*Directions*
Reproduce the entries below in full and without error.
□ □ □ □ □ □ □
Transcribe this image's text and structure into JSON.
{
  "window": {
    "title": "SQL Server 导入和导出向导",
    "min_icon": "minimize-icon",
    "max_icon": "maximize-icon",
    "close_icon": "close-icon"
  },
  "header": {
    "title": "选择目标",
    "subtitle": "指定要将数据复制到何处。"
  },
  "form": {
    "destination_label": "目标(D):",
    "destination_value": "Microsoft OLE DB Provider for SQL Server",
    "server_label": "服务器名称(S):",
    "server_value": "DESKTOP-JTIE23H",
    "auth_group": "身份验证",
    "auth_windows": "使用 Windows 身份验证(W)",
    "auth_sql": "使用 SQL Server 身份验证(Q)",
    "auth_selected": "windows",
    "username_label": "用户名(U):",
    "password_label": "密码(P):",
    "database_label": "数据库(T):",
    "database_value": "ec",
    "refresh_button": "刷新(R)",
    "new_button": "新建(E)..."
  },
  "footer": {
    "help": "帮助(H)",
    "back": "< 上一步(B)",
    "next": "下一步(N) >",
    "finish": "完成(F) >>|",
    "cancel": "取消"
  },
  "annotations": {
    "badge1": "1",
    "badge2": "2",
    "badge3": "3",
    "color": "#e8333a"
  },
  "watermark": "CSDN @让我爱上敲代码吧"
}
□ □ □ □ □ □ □
*Response*
Transcribe this image's text and structure into JSON.
{
  "window": {
    "title": "SQL Server 导入和导出向导",
    "min_icon": "minimize-icon",
    "max_icon": "maximize-icon",
    "close_icon": "close-icon"
  },
  "header": {
    "title": "选择目标",
    "subtitle": "指定要将数据复制到何处。"
  },
  "form": {
    "destination_label": "目标(D):",
    "destination_value": "Microsoft OLE DB Provider for SQL Server",
    "server_label": "服务器名称(S):",
    "server_value": "DESKTOP-JTIE23H",
    "auth_group": "身份验证",
    "auth_windows": "使用 Windows 身份验证(W)",
    "auth_sql": "使用 SQL Server 身份验证(Q)",
    "auth_selected": "windows",
    "username_label": "用户名(U):",
    "password_label": "密码(P):",
    "database_label": "数据库(T):",
    "database_value": "ec",
    "refresh_button": "刷新(R)",
    "new_button": "新建(E)..."
  },
  "footer": {
    "help": "帮助(H)",
    "back": "< 上一步(B)",
    "next": "下一步(N) >",
    "finish": "完成(F) >>|",
    "cancel": "取消"
  },
  "annotations": {
    "badge1": "1",
    "badge2": "2",
    "badge3": "3",
    "color": "#e8333a"
  },
  "watermark": "CSDN @让我爱上敲代码吧"
}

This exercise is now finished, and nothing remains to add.